So I am happy about the new policy direction we have been seeing since late last year.
Xu Bin to Zhu Tian: I agree with you that there has been some overreaction. But I think without this overreaction, the Chinese GDP growth rate could have been going down even more than what the data shows.
I always share with my students my view on why China keeps the real GDP growth so stable. In my personal view, the most important variable in macroeconomics is not GDP, it's expectation. If you expect the numbers to go up, they will go up. The worst thing that you can do is create an environment in which the expectation is that the numbers will go down. That’s what China did in the second half of 2015, with the Renminbi, and then we saw a lot of fluctuation. So I think it's deliberate from the Chinese government's side to make the GDP stable.
Zhu Tian: I agree. So that's why I said you cannot tell whether there are fluctuations by looking at the data.
Xu Bin: When India changed the way they calculate their GDP, there was all this criticism. Two years later, who remembers that? I think Prime Minister Modi is doing the right thing: adjusting India’s GDP growth rate to a level higher than China’s, in order for the Indian people to keep up their morale in the economic race between the two countries.
Everyone has expectations, and these are not necessarily rational. That's the core of Keynesian theory, which is called animal spirits. It is a very good concept, but people think it's about the irrational. In fact it's about expectations. People's expectations are the most important determinant.
I have two views about the slowdown of the Chinese economy. One is that there is clearly a fundamental decline in the supply side, the driving force of the economy. I don't put much weight on the so-called aging population theories, I do not think that this is a major factor in the slowdown. My view is that China is becoming more and more advanced, so the room for imitation and catching-up is getting smaller and smaller, so potential GDP growth rate is going down. Another factor is that you require a different quality of labour. In the past, unskilled labour was enough, now you need skilled labour.
My second view is that although China’s GDP growth is going down, five to ten years later it may be going up. The reasoning behind this is simple. I do not believe that, as a country becomes more and more high-income, its potential GDP will be destined to grow less and less. Potential GDP depends on the production function. If entrepreneurs are given more freedom to create, if more Chinese talents return from overseas, imagine how much potential GDP China can achieve. I think that is what should be looked at.
I agree with Zhu Tian that the slowdown has something to do with the overuse of a tightening policy. I think now, especially in terms of the allocation of credit, if you're tightening it in the name of deleveraging, you are hurting private companies the most. If your policies are in favour of China's private sector, China will develop. It's driven by potential GDP, which depends on efficiency and the quality of inputs.
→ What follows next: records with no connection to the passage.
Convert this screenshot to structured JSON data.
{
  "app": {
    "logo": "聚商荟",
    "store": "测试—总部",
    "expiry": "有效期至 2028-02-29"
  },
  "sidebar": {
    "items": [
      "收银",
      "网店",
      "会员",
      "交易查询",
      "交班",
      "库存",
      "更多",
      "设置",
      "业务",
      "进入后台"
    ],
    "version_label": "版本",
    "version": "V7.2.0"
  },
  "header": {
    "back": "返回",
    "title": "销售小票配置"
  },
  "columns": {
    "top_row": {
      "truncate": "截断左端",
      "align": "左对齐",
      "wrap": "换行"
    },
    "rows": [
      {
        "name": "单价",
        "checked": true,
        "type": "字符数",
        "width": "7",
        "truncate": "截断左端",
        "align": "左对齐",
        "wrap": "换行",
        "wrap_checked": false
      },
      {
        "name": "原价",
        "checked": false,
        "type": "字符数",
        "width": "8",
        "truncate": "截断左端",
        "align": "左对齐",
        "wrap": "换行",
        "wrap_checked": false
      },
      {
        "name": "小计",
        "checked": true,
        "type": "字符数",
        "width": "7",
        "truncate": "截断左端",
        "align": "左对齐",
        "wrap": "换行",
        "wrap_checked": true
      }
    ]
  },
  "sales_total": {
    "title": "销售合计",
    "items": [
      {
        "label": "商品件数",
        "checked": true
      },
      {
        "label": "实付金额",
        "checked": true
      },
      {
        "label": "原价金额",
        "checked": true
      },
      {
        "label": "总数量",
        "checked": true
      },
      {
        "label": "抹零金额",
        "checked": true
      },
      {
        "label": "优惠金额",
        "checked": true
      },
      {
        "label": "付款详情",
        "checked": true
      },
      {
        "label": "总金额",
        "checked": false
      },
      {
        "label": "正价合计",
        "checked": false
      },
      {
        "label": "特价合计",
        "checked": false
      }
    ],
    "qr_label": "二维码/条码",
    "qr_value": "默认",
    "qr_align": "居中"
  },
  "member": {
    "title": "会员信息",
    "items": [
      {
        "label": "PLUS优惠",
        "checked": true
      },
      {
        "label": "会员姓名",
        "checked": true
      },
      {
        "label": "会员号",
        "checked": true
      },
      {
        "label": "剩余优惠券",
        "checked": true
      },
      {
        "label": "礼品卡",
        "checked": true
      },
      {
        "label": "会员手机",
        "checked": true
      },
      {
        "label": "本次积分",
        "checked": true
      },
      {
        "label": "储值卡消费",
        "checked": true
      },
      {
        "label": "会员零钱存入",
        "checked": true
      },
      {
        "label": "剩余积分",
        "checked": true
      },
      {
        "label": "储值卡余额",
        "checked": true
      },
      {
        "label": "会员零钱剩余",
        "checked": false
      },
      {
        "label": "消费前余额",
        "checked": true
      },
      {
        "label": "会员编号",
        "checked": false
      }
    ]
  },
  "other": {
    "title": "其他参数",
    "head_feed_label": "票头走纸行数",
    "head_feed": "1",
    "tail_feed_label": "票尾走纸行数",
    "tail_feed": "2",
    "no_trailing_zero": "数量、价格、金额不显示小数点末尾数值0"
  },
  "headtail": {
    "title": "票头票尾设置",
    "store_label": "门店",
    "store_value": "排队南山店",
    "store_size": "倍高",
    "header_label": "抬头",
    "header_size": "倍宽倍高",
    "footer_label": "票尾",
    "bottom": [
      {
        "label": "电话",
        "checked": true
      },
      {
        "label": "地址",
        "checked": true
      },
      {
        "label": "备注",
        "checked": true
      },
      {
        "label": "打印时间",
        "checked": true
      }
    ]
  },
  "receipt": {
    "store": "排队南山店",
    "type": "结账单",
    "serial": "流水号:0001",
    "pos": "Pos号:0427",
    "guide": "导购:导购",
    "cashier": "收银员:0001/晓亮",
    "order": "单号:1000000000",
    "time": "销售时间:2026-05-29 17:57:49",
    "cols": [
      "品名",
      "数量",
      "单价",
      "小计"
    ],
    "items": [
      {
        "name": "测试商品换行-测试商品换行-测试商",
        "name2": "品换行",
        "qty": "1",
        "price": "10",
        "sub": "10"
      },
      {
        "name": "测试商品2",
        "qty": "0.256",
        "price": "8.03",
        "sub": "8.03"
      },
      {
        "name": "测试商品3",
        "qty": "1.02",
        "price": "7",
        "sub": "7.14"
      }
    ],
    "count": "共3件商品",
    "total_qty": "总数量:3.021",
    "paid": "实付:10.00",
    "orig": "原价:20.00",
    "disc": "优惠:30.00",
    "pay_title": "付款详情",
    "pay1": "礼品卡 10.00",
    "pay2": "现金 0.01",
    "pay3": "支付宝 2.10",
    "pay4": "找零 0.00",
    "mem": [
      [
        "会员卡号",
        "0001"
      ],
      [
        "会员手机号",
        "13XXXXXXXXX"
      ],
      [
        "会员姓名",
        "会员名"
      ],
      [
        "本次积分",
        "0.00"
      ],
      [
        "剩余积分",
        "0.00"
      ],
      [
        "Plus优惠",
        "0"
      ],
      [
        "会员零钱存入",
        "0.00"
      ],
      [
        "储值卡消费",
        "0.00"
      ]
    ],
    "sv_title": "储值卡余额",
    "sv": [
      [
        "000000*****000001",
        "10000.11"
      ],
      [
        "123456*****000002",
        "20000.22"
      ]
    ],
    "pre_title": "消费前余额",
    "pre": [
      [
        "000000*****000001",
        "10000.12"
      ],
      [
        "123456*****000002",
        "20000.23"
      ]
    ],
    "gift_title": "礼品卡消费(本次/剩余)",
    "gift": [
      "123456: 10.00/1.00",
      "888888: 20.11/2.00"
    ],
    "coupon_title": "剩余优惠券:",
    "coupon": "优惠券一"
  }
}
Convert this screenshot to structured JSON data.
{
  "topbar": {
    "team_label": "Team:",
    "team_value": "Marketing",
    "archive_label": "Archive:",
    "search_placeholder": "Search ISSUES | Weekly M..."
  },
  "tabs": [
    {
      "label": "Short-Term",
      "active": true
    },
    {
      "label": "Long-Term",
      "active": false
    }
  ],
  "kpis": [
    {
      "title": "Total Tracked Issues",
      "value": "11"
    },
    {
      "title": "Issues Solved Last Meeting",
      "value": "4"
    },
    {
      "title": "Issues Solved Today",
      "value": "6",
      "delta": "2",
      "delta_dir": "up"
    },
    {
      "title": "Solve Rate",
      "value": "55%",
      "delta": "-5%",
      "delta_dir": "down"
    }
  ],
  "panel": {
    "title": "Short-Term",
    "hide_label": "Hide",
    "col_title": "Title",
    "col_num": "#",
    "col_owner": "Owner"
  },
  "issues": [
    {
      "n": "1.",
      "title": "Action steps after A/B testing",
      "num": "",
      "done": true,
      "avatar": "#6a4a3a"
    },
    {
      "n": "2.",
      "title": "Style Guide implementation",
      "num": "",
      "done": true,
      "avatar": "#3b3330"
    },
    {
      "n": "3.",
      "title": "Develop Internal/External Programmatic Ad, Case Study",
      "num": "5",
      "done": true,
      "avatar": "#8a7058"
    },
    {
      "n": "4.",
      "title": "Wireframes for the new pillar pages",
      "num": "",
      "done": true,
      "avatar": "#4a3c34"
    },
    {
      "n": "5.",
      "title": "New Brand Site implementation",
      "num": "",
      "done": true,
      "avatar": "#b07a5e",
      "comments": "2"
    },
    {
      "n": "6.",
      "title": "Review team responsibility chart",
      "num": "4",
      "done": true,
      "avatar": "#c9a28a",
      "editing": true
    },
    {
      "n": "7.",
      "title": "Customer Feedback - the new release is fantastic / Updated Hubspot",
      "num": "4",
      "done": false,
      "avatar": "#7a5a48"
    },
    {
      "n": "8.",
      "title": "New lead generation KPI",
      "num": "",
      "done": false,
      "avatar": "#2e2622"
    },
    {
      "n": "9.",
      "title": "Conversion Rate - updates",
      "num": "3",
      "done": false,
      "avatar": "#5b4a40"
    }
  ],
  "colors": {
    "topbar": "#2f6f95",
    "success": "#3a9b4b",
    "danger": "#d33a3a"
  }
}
And I think that both in terms of efficiency and quality of inputs, down the road, China will have a beautiful run.
So I tell all my EMBA students, "Do not move to other countries. The opportunities are here for you, for your kids, and for your companies."